The FATF report, regulatory changes in Europe and the U.S., and major corruption scandals such as the Panama Papers are all putting pressure on other G-20 countries to put an effective beneficial ownership disclosure system in place.
In July, Canadian Federal Finance Minister Bill Morneau stated that Canada would soon enact new rules compelling Canadian company owners to reveal themselves in government filings. In Australia, a consultation regarding new AML laws, including beneficial ownership, is currently ongoing, with promises to finalize rules this year.
While progress might not be as swift as the FATF wants, progress seems inevitable; legitimate governments do not want to be seen to be soft on corruption. Whether it’s to collect more tax revenue, prevent terrorist financing, improve transparency, or stop the flow of illegal funds, there’s a noticeable trend to require beneficial ownership due diligence.
What specific policies and procedures should your organization follow in regard to UBO? Of course, you need to adhere to specific compliance requirements for each country your organization operates in. However, taking a big-picture view, many standard procedures are possible as there are significant similarities in the information requirements across the globe.
There are four main steps you need to implement to create an effective UBO program:
Receive company vitals. Identify and verify an accurate company record such as information regarding register number, company name, address, status, and key management personnel. While the specific information that you gather depends on the jurisdiction and your fraud prevention standards, you’ll need to systematically gather the information and input it into your workflows.
Analyze ownership structure and percentages. Determine the entities or natural people who have an ownership stake, either through direct ownership or through another party.
Identify beneficial owners. Calculate the total ownership stake, or management control, of any natural person and determine if it crosses the threshold for UBO reporting.
Perform AML/KYC checks on individuals.
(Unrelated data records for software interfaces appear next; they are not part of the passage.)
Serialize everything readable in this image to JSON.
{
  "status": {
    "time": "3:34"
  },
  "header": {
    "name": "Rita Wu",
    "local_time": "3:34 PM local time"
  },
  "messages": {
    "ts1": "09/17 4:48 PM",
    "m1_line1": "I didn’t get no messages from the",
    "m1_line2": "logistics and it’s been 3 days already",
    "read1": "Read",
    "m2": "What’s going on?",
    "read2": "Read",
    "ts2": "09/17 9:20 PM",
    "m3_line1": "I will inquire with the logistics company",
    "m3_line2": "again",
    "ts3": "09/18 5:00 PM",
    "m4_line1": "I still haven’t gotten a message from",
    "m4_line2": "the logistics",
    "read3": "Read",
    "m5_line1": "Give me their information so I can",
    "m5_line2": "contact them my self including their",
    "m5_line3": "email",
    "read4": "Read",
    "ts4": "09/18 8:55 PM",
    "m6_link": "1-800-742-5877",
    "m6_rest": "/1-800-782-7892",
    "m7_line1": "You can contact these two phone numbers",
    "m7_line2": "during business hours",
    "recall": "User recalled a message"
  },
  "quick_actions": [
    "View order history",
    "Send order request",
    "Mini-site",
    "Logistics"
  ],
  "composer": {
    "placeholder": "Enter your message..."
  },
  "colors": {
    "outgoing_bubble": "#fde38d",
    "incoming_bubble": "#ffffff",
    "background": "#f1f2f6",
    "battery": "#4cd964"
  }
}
For all individuals deemed to be a UBO, perform AML/KYC checks.
While in theory four steps do not seem too onerous, in practical terms, without a proper system in place UBO checks will add substantial costs, delays and headaches to both compliance teams and legal-entity customers.
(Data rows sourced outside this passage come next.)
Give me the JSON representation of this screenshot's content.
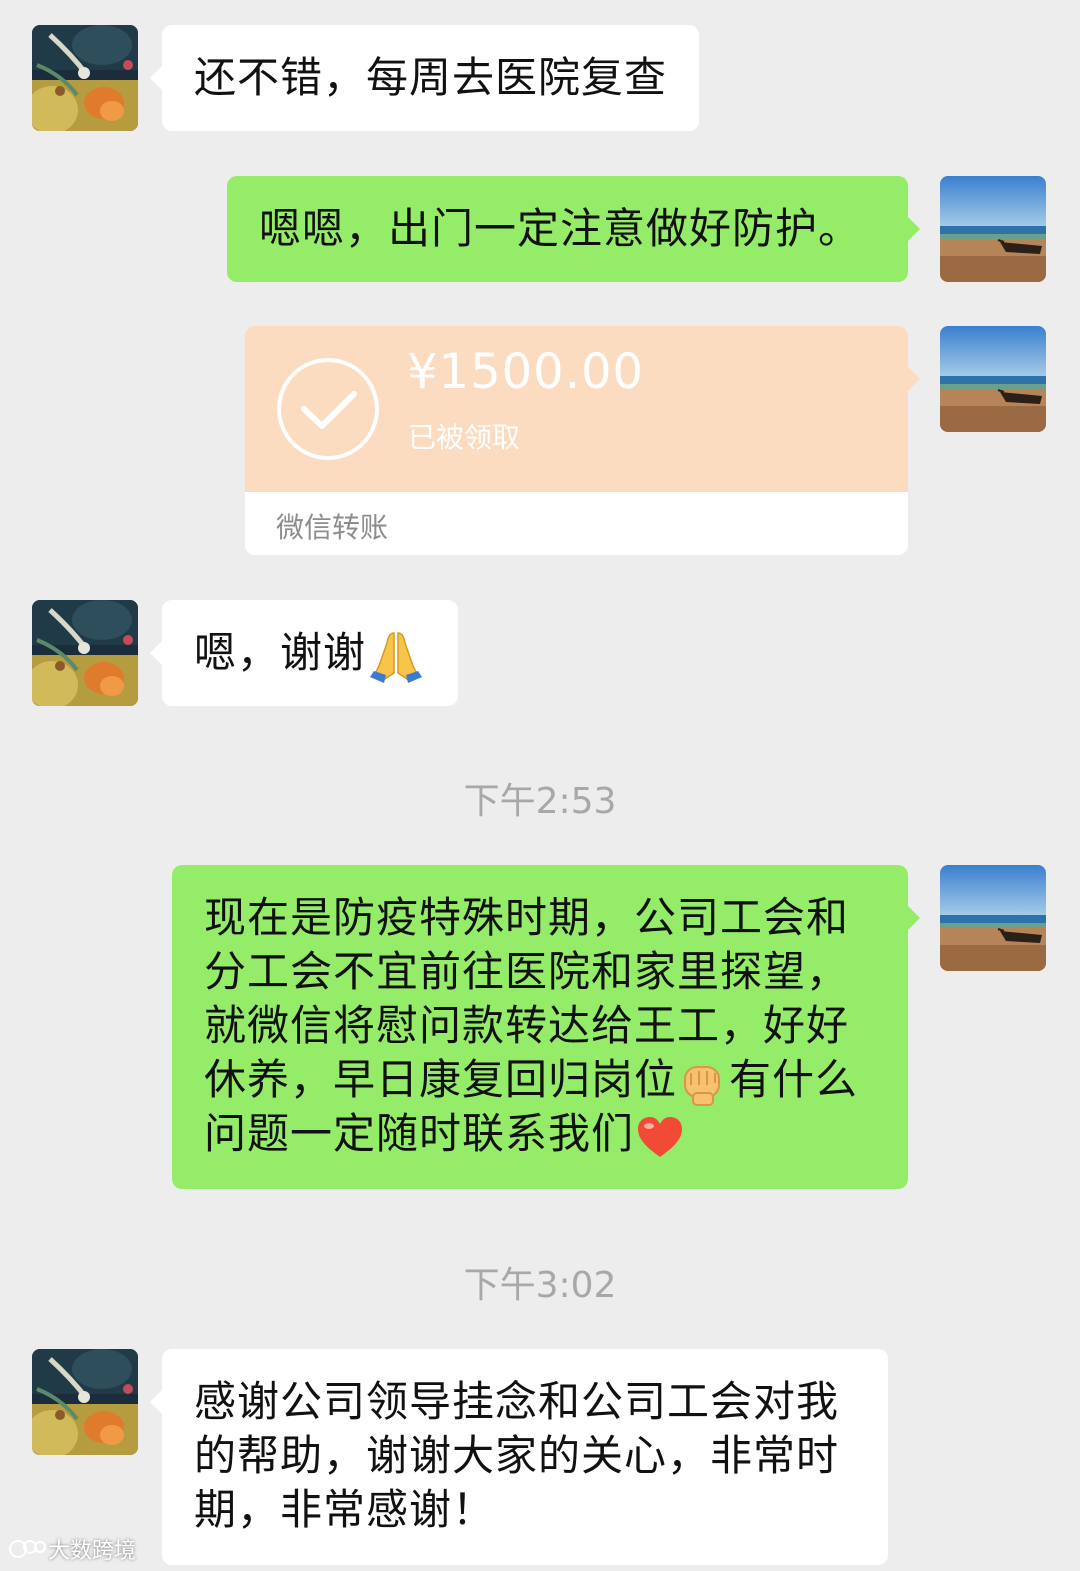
{
  "chat": {
    "messages": [
      {
        "side": "left",
        "text": "还不错，每周去医院复查"
      },
      {
        "side": "right",
        "text": "嗯嗯，出门一定注意做好防护。"
      },
      {
        "side": "right",
        "type": "transfer",
        "amount": "¥1500.00",
        "status": "已被领取",
        "label": "微信转账"
      },
      {
        "side": "left",
        "text": "嗯，谢谢",
        "emoji": "folded-hands"
      },
      {
        "side": "right",
        "lines": [
          "现在是防疫特殊时期，公司工会和",
          "分工会不宜前往医院和家里探望，",
          "就微信将慰问款转达给王工，好好",
          "休养，早日康复回归岗位",
          "问题一定随时联系我们"
        ],
        "line4_suffix": "有什么"
      },
      {
        "side": "left",
        "lines": [
          "感谢公司领导挂念和公司工会对我",
          "的帮助，谢谢大家的关心，非常时",
          "期，非常感谢！"
        ]
      }
    ],
    "timestamps": [
      "下午2:53",
      "下午3:02"
    ]
  },
  "watermark": {
    "text": "大数跨境"
  },
  "colors": {
    "background": "#ededed",
    "bubble_self": "#95ec69",
    "bubble_other": "#ffffff",
    "transfer_received": "#fbdcc1",
    "timestamp_text": "#a8a8a8"
  }
}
While technically possible, manual systems that have employees perform individual searches on multiple registrars, import data, track records, and perform complex reviews, is rife with potential issues. It slows down the onboarding or monitoring process, making clients wait to do business. It’s prone to errors, as every keystroke is a possible mistake that will need re-entry. It’s expensive, as staff time is drawn upon for every step and their expertise is wasted on data-entry, not high-level compliance considerations.
With the increasing demands of AML/CFT compliance, solutions that automate the entire workflow for identifying and verifying UBOs are the future.